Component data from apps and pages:
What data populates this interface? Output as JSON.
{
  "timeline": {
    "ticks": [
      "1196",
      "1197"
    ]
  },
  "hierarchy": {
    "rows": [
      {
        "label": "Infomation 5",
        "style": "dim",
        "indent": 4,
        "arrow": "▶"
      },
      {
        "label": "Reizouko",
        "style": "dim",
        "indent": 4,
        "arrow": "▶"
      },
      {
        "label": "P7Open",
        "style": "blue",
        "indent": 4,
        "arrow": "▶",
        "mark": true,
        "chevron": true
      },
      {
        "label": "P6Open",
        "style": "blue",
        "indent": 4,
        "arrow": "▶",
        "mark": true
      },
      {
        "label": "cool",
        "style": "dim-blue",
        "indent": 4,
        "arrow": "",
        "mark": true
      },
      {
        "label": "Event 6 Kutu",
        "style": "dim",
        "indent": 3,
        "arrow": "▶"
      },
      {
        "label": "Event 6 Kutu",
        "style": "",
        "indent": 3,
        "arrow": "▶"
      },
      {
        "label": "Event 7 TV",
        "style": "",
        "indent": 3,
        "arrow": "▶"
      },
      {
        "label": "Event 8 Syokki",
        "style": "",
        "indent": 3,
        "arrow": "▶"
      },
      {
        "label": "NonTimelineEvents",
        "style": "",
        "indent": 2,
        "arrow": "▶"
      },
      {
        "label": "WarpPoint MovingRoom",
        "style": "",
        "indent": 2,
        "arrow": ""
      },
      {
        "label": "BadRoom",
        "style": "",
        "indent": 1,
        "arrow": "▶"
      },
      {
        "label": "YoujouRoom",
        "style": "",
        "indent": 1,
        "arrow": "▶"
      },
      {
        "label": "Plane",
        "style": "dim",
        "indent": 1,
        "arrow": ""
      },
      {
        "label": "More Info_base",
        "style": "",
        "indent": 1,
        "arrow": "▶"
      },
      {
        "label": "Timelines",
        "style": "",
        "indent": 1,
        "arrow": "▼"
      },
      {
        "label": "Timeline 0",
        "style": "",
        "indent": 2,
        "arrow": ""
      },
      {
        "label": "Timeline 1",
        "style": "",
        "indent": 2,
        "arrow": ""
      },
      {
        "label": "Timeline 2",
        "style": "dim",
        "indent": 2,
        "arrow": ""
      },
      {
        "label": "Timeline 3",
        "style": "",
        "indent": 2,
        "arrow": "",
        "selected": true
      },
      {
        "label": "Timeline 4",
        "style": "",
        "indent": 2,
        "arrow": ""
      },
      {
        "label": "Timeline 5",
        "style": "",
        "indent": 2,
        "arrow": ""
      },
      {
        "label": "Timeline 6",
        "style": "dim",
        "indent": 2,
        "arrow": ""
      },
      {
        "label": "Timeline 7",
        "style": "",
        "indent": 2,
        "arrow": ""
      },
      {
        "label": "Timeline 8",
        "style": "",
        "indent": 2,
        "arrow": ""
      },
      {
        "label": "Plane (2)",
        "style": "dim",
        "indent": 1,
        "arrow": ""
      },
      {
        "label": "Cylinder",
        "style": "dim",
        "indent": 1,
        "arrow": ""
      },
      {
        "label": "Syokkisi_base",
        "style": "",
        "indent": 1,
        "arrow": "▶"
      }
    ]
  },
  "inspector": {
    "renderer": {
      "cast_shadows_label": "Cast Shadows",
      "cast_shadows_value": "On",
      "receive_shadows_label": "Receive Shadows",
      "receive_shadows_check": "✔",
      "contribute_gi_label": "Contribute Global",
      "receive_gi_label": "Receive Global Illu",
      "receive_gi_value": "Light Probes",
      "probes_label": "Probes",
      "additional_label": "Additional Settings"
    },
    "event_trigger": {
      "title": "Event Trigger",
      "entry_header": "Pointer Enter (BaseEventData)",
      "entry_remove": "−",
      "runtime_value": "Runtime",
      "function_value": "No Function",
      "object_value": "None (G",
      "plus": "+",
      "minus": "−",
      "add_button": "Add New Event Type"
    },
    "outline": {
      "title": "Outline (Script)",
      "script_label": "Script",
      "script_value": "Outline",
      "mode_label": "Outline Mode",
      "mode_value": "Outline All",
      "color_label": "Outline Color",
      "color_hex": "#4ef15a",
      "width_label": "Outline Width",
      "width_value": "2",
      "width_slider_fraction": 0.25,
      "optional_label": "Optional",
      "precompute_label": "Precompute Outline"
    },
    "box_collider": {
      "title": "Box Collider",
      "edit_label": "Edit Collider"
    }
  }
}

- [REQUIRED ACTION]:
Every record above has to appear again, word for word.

- [WORKED SOLUTION]:
What data populates this interface? Output as JSON.
{
  "timeline": {
    "ticks": [
      "1196",
      "1197"
    ]
  },
  "hierarchy": {
    "rows": [
      {
        "label": "Infomation 5",
        "style": "dim",
        "indent": 4,
        "arrow": "▶"
      },
      {
        "label": "Reizouko",
        "style": "dim",
        "indent": 4,
        "arrow": "▶"
      },
      {
        "label": "P7Open",
        "style": "blue",
        "indent": 4,
        "arrow": "▶",
        "mark": true,
        "chevron": true
      },
      {
        "label": "P6Open",
        "style": "blue",
        "indent": 4,
        "arrow": "▶",
        "mark": true
      },
      {
        "label": "cool",
        "style": "dim-blue",
        "indent": 4,
        "arrow": "",
        "mark": true
      },
      {
        "label": "Event 6 Kutu",
        "style": "dim",
        "indent": 3,
        "arrow": "▶"
      },
      {
        "label": "Event 6 Kutu",
        "style": "",
        "indent": 3,
        "arrow": "▶"
      },
      {
        "label": "Event 7 TV",
        "style": "",
        "indent": 3,
        "arrow": "▶"
      },
      {
        "label": "Event 8 Syokki",
        "style": "",
        "indent": 3,
        "arrow": "▶"
      },
      {
        "label": "NonTimelineEvents",
        "style": "",
        "indent": 2,
        "arrow": "▶"
      },
      {
        "label": "WarpPoint MovingRoom",
        "style": "",
        "indent": 2,
        "arrow": ""
      },
      {
        "label": "BadRoom",
        "style": "",
        "indent": 1,
        "arrow": "▶"
      },
      {
        "label": "YoujouRoom",
        "style": "",
        "indent": 1,
        "arrow": "▶"
      },
      {
        "label": "Plane",
        "style": "dim",
        "indent": 1,
        "arrow": ""
      },
      {
        "label": "More Info_base",
        "style": "",
        "indent": 1,
        "arrow": "▶"
      },
      {
        "label": "Timelines",
        "style": "",
        "indent": 1,
        "arrow": "▼"
      },
      {
        "label": "Timeline 0",
        "style": "",
        "indent": 2,
        "arrow": ""
      },
      {
        "label": "Timeline 1",
        "style": "",
        "indent": 2,
        "arrow": ""
      },
      {
        "label": "Timeline 2",
        "style": "dim",
        "indent": 2,
        "arrow": ""
      },
      {
        "label": "Timeline 3",
        "style": "",
        "indent": 2,
        "arrow": "",
        "selected": true
      },
      {
        "label": "Timeline 4",
        "style": "",
        "indent": 2,
        "arrow": ""
      },
      {
        "label": "Timeline 5",
        "style": "",
        "indent": 2,
        "arrow": ""
      },
      {
        "label": "Timeline 6",
        "style": "dim",
        "indent": 2,
        "arrow": ""
      },
      {
        "label": "Timeline 7",
        "style": "",
        "indent": 2,
        "arrow": ""
      },
      {
        "label": "Timeline 8",
        "style": "",
        "indent": 2,
        "arrow": ""
      },
      {
        "label": "Plane (2)",
        "style": "dim",
        "indent": 1,
        "arrow": ""
      },
      {
        "label": "Cylinder",
        "style": "dim",
        "indent": 1,
        "arrow": ""
      },
      {
        "label": "Syokkisi_base",
        "style": "",
        "indent": 1,
        "arrow": "▶"
      }
    ]
  },
  "inspector": {
    "renderer": {
      "cast_shadows_label": "Cast Shadows",
      "cast_shadows_value": "On",
      "receive_shadows_label": "Receive Shadows",
      "receive_shadows_check": "✔",
      "contribute_gi_label": "Contribute Global",
      "receive_gi_label": "Receive Global Illu",
      "receive_gi_value": "Light Probes",
      "probes_label": "Probes",
      "additional_label": "Additional Settings"
    },
    "event_trigger": {
      "title": "Event Trigger",
      "entry_header": "Pointer Enter (BaseEventData)",
      "entry_remove": "−",
      "runtime_value": "Runtime",
      "function_value": "No Function",
      "object_value": "None (G",
      "plus": "+",
      "minus": "−",
      "add_button": "Add New Event Type"
    },
    "outline": {
      "title": "Outline (Script)",
      "script_label": "Script",
      "script_value": "Outline",
      "mode_label": "Outline Mode",
      "mode_value": "Outline All",
      "color_label": "Outline Color",
      "color_hex": "#4ef15a",
      "width_label": "Outline Width",
      "width_value": "2",
      "width_slider_fraction": 0.25,
      "optional_label": "Optional",
      "precompute_label": "Precompute Outline"
    },
    "box_collider": {
      "title": "Box Collider",
      "edit_label": "Edit Collider"
    }
  }
}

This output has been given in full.